- Making sure everyone in your office knows the location of your fire alarms and fire extinguishers, and that they know how to use them in the event of an emergency.
- Keeping the exits clear of furniture, equipment, materials and trash, and always keep all stairways and landings clear. Never place or store anything in stairways.
In the Event of a Fire: Stay Calm
Staying calm is the absolute more important thing you can do during a fire—unfortunately, it is also the most difficult. Even so, it is crucial that you keep a clear head and don’t panic during an emergency—this is the only way that everyone will be able to evacuate as safely as possible.
- Call 911 as soon as you are safe – don’t ever assume that someone else has already called. Stay calm while talking to the dispatcher and tell them as much as you know about the situation—where the fire started, if anyone is trapped, etc. Every piece of information is vital to helping firefighters assess the situation and take action.
- Never use the elevator during a fire – always use the stairs. If there is a power outage, or if the fire department has to cut the power, the elevator may get stuck with you in it.
- If you have to open a door during your escape, feel the door handles with the back of your hand, then feel the door from top to bottom before you open it. If the door is too hot, don’t open it—there could be smoke or flames behind it that could rush into the room as soon as it is open, creating an oxygen glut that could be fatal.
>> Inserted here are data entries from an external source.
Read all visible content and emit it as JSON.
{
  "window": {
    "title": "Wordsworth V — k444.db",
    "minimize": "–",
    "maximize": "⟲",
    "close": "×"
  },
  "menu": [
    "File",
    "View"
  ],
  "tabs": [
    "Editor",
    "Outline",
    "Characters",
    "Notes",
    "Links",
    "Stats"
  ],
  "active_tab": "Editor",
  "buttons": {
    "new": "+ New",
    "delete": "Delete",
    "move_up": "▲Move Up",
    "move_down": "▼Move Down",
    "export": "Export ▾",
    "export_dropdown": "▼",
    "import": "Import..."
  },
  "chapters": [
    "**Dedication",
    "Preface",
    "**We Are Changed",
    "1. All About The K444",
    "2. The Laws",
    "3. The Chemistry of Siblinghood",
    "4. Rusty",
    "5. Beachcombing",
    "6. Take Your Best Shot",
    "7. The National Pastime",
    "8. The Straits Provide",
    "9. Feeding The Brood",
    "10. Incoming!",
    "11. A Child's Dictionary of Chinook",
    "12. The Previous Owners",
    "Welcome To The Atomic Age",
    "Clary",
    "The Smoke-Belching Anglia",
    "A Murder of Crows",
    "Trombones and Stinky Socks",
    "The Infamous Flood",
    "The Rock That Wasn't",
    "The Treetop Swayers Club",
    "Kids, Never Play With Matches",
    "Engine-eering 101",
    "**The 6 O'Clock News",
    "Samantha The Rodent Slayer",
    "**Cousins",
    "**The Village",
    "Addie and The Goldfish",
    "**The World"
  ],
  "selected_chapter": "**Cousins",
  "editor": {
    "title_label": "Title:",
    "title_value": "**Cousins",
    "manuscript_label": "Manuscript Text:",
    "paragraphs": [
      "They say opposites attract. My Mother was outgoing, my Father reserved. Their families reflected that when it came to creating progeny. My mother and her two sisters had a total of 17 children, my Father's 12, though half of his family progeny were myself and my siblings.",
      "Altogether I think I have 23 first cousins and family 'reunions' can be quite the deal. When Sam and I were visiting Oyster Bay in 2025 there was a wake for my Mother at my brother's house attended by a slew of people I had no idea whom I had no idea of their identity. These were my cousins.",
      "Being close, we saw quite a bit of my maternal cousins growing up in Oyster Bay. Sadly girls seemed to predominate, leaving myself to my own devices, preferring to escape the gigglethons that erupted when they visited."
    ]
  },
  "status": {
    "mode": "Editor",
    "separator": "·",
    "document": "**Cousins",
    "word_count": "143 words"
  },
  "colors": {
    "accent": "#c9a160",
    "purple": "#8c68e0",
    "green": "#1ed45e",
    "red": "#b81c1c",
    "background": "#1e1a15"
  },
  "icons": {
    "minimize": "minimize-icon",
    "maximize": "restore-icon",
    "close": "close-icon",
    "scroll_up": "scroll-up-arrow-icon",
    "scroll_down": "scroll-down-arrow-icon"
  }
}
If the door is (relatively) cool, slowly open it and be prepared to quickly close it if smoke or heat rushes in.
- Evacuate as efficiently as possible, making sure you close every door behind you to contain the fire and slow it down as much as possible.
- If smoke or fire blocks your path, find a different exit as fast as possible. If you get caught in smoke during your escape, drop as low as possible and move toward the exit – heat and smoke rise, so the cleanest air is going to be closest to the floor.
In the Event of a Fire: If You Can’t Get Out
If you absolutely can’t escape, don’t worry—the fire department is on their way and they will be able to assist you. Again, a clear head is your most important tool in this situation.
- If possible, build a barricade out of desks, tables and chairs to protect you from heat, flames and smoke. Seal up any cracks by using wet jackets or towels, or any other materials you have.
- If you can find a phone within easy and safe reach, call 911 and give them your exact location—even if the fire department is already there. The dispatcher will relay with information to firefighters and they will get you out.
- If you can wait by a window, signal for help by waving something that would be visible from outside. You may even be able to open the window for fresh air—just make sure you can close it again if smoke rushes in.
- Above all, make sure you stay calm. Panicking and running around is the most dangerous thing you can do in a fire situation.